OpenCourseWare hopes to eventually make national and worldwide higher education courses freely available to students and learners across the globe.

The Family University Network: Unplugging Institutional Higher Education

Why not build a Christian family enterprise with the energy, funding, and infrastructure that would otherwise build the state or private educational institutions?

It is common knowledge today that serious moral problems exist in families, churches, schools, colleges, corporations, and political arena. These problems have academic, moral, and philosophical roots reaching back centuries, and have been promoted by the systematic separation of knowledge from faith in God. The significant amount of teaching required to equip people with the ability to discern the times and apply Scripture by faith to all areas of life, requires diligence in all areas of learning, and at all levels of education.

Secular universities are openly hostile to the Christian worldview, and the best of the Christian colleges cannot replicate the family away from home. Nehemiah Institute worldview assessment of 1177 students in 18 Christian colleges over 7 years demonstrated that Christian students are graduating from Christian institutions with a secular humanism worldview, even where their professors have a Biblical Theist worldview. Even the above average Christian colleges are little better than their secular counterpart because the curricula are developed under the same institutional accreditation guidelines, the same text books are used, many of the faculty were trained at secular institutions, and the family learning context is ignored.

Even the best of Christian distance education does not purposefully involve the family in the learning process, nor couple with individual family convictions, nor uses the family knowledge base, nor earns family income. It is time to unplug institutional higher education and bring higher education home.

The establishment of family universities and networks based on the fellowship of the church is one solution. This can help individuals and families implement the Christian philosophy of education through developing their own family university and complementary business as a part of the dominion mandate (Psalm 8).

University education needs to be reinvented with a Biblical understanding to strengthen the family and church. Christian people can easily learn how a family university can uniquely provide the humble, relational, and Spirit led ideal Biblical higher education for their young adults to participate in building a strong Christian family, church and culture.

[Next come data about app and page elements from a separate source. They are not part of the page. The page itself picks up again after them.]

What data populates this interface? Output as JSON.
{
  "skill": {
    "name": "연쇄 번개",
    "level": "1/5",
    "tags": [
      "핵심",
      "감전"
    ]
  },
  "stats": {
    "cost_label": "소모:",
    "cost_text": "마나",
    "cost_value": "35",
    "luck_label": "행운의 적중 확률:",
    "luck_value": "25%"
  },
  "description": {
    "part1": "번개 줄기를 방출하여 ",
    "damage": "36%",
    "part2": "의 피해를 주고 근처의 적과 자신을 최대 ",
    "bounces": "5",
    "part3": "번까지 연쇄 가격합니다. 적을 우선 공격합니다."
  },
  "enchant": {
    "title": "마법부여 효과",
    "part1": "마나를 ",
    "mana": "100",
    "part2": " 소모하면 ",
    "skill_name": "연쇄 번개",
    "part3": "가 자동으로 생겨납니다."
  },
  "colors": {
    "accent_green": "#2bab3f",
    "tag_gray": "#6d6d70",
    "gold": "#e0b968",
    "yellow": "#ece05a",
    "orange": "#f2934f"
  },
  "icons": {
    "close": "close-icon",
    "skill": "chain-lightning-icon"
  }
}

The benefit of a network for learning was forseen by Ivan Illich, philosopher of the 1970s who spoke in favor of home education. He stated that “If the networks I have described could emerge, the educational path of each student would be his own to follow, and only in retrospect would it take on the features of a recognizable program. The wise student would periodically seek professional advice: assistance to set a new goal, insight into difficulties encountered choice between possible methods. Even now, most persons would admit that the important services their teachers have rendered them are such advice or counsel, given at a chance meeting or in a tutorial. Pedagogues, in an unschooled world, would also come into their own, and be able to do what frustrated teachers pretend to pursue today.” Ivan Illich, Deschooling Society, 1970.

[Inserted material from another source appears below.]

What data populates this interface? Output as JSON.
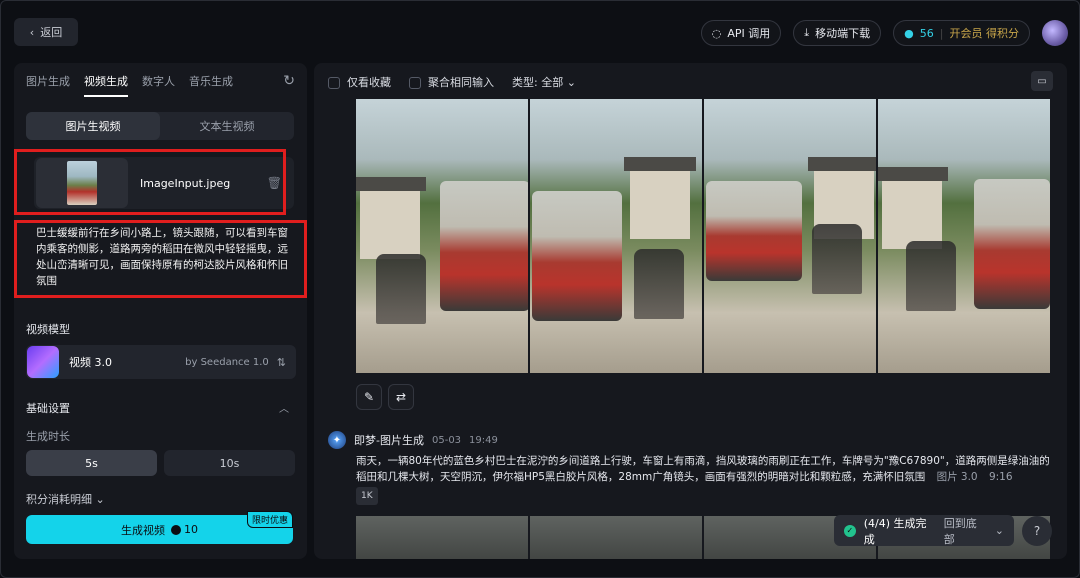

There is only one such family university network in operation at this time, but the time has come for this concept and therefore this is likely just the beginning of home schooling expanding into home college.